PHOTOGRAPHING YOUR HOME
Studies indicate that professional photography of your home can reduce the time it takes your home to sell by 32%. Can you achieve your own professional looking photographs? In this section we will show you how.
Remember, the more you prepare your home before the photo-shoot, the better the look. Thorough preparation is key ingredient to beautiful images.
Tell a story with the photography by following the path that a visitor would take when viewing the home. This makes the exterior photographs very important, as it will be the first impression buyers’ form when viewing the listing. We want to create the feel like that a prospected buyer is walking through the home just like they would at an open house or if they lived there. The order should be: the exterior, entryway, kitchen, dining room, living room, master, and then any additional bedrooms.
Photograph each room from the doorway area and let as much natural light in the room as possible.
In order to help define the purpose and size of a room create small ‘vignettes’, which are groupings of décor (usually in groupings of three) to add splashes of visual appeal. Common ideas are a colourful cushions on the couch, modern vase with fresh flowers along with two smaller similar vases, bowl of fruit in the kitchen, two wine glasses and a bottle of wine on an outdoor table. Also feel free to move furniture around to create a better layout that gives the impression lots of space . . . e.g: do not display the back of couches in a shot.
Most MLS systems can accept up to 36 photographs. Below is a suggestion as to how many photos should be uploaded for each room.
Create a feeling of flow and space in a room by opening the doors that lead to an ensuite, walk-in-robe, or outside. In most cases, leaving doors open creates depth and interest; making a room look bigger—as long as it doesn’t lead into a messy closet.
Photograph your home in the order like you are a potential buyer visiting the home.
Make sure that all vertical lines in the image are perfectly vertical. This is very important in order to achieve a professional look. You need to be sure the camera is 100% level. Lower the camera to waist or just above waist level to get the important details of the space in the frame.
Open the curtains and turn on all the lights to make a room look bright and open. Rely on the camera’s built-in flash as little as possible; it creates unattractive shadows and reflects off mirrors and windows. For interior shots, you should avoid taking photos on rainy days or at night, as this will produce gloomy photos. For exterior shots, take pictures at dusk with the all the lights on.

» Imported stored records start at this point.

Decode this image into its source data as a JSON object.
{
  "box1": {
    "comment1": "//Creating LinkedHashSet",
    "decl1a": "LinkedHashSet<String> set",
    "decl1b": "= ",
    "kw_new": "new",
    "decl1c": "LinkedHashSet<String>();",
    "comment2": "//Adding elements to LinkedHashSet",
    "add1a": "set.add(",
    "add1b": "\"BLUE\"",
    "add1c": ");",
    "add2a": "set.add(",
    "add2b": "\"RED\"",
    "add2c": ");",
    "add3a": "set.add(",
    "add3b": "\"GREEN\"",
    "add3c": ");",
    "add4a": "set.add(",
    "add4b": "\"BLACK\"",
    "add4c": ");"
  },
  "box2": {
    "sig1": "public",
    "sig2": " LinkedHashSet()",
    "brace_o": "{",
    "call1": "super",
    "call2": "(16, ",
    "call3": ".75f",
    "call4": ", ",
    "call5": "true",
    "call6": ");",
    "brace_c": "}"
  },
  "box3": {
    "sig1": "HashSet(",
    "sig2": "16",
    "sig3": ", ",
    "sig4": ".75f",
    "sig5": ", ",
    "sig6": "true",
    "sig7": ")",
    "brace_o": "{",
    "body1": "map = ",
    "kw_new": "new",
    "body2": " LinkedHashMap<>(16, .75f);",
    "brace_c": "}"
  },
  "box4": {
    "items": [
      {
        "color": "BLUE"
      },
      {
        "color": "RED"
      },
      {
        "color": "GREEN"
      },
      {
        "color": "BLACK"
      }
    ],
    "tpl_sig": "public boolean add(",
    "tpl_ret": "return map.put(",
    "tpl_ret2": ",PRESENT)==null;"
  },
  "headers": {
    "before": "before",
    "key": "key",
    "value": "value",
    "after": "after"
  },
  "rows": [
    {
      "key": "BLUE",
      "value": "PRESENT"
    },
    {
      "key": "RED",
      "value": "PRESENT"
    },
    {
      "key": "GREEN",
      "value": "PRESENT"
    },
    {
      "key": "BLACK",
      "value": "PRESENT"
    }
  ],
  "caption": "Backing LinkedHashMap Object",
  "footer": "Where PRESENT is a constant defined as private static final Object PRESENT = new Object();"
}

The best way to show off a room is to shoot from a corner or doorway to include as much of the room as possible. This provides context and makes the room look more spacious than a tight shot does. As much as possible, avoid photographing objects that obscure your home, like poles and wires.
Introducing depth of field with parts of the image in focus and others blurred out can add interest. It can also emotionally draw in the viewer, or be used to highlight something specific.
To increase depth of field, use a lens with a bigger aperture and/or longer focal length. Frame your shots so some things are close to the camera and others are far away. Having a peek of an object at the edge of the frame that is blurred out can add interest due to the depth it implies.
Recommended real estate photography settings for Digital SLR cameras:
Aperture: Between F/8 – F/11
ISO: 400 or lower
Shutter Speed: 1/60
You can easily pick up an inexpensive one on Amazon.
If you don’t have access to a digital SLR camera, then it is possible to achieve beautiful images with a modern cell phone camera by using an inexpensive wide angle lens attachment (not a fish eye lens) and a tripod . . . search Amazon for the best price.
For shots that have a lot of light and dark, try experimenting with the HDR (High Dynamic Range imaging) feature that is now common on Digital SRL cameras and cell phones.
Also utilizes head on shoots as there is a certain geometric designer flair they incapsulate.
Remember to include some detail shots of some of the unique noteworthy aspects of your home.
Experiment with lots of angles and camera settings.
After deciding on which are the best photos, you will need to adjust them. Maybe your living room looks a little too dark, or your home’s exterior has distracting telephone wires crossing the image. Free online photo editing tools like Picnik and Snipshot are easy to use and allow you to crop your pictures, adjust brightness and contrast, and correct colours.
Box Brownie is a quality done for you online photo editing site — with edits at around $2 it could be well worth it for the time it will save. If you are going to diving in to doing all the editing yourself, then a free trial of Adobe Lightroom will allow you to manually adjust just about everything . . . exposure, white balance, clarity, contrast, HSL, highlights, and shadows.